I once had a dream where I was put in charge of a large university. At first it was quite exciting to have that kind of power, but after a few months of trying to balance the incredibly complex needs of thousands of students and hundreds of teachers, not to mention the parents and boosters each actively pushing their own agenda without any awareness or sensitivity to the flow of the system as a whole, it was quite a relief to wake up.
I feel much the same about life. Occasionally, after a good week of goal getting and all the dopamine and serotonin my little brain could ever want, I get delusions of grandeur and think that if I really applied myself, I could sort out the politics of the Middle East, cure cancer, and still be home in time to cook a gourmet meal for my beautiful wife.
And then I stop for a moment and reflect on how miraculous it is that I'm even alive -- how many things had to go right for a man to find a woman and a sperm to find an egg, let alone for me and the people I love to navigate the daily dangers of our world for the past 40-plus years.
And it occurs to me how wonderful it is to not be in charge of the universe, and how grateful I am that there is some energy and intelligence behind life that makes my presence on this planet possible.
At times like these, I'm not addicted to success or winning or anything else. Just the privilege of being alive in this moment is enough. And while I'd certainly like even more of those moments, I know that chasing them will only chase them further and further away.
So I live my life, as best I know to do. I have fun, and try to be kind, and make a positive difference. Most days, I think I do a pretty good job. Some days I don't. But all in all, it works, and I'm happy and grateful that I got the chance to do it again today.
I have found great comfort in these words of Marianne Williamson -- she talks about God, but what she has to say is no less true if you substitute the word "universe" or "life" or even "love":
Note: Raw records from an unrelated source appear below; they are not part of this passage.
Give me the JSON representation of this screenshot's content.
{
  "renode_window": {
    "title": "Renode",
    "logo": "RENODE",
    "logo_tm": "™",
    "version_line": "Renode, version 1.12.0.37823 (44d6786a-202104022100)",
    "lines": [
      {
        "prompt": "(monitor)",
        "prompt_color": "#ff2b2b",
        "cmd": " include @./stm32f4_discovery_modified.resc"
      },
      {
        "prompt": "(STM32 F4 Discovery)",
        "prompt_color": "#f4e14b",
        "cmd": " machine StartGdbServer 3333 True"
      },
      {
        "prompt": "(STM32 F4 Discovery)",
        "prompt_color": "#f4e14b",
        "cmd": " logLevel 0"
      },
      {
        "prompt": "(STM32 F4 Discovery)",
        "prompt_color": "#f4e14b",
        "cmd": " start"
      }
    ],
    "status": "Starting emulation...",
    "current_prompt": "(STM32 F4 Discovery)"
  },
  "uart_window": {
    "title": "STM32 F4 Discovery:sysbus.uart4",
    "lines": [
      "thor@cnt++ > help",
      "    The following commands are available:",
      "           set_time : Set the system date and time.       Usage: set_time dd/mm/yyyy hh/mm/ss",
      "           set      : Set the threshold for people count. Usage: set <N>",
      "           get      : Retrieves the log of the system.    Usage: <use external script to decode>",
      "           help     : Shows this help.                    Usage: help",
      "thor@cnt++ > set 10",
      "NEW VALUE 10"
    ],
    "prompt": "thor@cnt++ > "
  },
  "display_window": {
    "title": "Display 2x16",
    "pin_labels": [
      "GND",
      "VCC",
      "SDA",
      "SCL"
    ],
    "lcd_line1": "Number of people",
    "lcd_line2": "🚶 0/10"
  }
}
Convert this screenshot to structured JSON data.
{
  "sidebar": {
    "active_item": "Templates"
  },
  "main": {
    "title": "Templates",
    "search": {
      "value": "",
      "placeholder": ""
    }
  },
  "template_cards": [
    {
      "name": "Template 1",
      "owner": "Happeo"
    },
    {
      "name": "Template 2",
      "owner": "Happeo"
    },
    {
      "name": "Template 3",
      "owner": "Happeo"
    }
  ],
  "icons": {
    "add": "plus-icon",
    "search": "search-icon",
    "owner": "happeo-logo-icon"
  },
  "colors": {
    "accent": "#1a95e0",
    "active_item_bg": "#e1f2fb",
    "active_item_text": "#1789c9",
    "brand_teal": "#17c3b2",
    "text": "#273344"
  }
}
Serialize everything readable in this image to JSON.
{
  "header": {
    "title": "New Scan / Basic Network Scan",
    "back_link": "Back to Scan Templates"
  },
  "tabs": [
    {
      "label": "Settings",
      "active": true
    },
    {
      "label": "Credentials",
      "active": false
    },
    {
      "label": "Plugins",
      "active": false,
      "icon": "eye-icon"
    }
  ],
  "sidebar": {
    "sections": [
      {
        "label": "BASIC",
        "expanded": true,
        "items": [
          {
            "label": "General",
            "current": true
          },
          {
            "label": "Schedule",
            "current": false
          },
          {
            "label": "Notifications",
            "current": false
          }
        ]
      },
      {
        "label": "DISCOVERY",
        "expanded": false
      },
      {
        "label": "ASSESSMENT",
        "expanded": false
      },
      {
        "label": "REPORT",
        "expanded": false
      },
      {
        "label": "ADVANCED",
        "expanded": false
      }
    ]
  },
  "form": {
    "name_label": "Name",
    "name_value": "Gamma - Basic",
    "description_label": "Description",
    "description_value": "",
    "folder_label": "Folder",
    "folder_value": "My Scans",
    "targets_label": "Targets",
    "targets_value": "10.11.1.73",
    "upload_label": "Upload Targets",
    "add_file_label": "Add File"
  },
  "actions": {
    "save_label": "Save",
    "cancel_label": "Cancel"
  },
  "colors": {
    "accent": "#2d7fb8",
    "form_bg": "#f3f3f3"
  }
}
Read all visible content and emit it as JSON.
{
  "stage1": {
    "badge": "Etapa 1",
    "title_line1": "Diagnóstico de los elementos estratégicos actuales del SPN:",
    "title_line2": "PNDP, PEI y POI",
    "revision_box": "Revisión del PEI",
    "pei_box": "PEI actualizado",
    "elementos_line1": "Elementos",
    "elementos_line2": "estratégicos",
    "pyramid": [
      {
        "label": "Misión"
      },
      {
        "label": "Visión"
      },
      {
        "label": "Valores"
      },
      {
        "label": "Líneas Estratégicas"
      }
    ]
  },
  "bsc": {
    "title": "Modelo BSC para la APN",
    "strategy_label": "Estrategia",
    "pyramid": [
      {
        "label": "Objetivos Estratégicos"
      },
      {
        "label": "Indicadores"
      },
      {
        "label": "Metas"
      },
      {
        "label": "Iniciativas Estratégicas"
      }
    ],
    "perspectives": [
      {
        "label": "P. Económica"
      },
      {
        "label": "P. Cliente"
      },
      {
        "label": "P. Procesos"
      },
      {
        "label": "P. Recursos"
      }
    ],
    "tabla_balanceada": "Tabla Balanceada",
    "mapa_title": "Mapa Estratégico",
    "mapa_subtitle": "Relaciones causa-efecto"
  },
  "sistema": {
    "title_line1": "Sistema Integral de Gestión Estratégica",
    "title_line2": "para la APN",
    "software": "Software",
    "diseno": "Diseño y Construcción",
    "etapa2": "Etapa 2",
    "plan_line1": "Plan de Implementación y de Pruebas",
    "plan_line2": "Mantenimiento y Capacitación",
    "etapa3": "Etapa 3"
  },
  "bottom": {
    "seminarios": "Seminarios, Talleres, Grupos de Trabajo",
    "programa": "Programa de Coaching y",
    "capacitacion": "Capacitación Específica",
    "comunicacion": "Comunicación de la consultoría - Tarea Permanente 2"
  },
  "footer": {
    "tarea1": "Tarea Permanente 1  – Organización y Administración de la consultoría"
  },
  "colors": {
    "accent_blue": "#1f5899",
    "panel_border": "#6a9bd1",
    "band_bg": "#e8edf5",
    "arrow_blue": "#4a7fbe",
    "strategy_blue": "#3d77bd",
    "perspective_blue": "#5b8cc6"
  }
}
When we surrender to God, we surrender to something bigger than ourselves -- to a universe that knows what it's doing. When we stop trying to control events they fall into a natural order, an order that works. We're at rest while a power much greater than our own takes over, and it does a much better job than we could have done. We learn to trust that the power that holds galaxies together can handle the circumstances of our relatively little lives.
With all my love,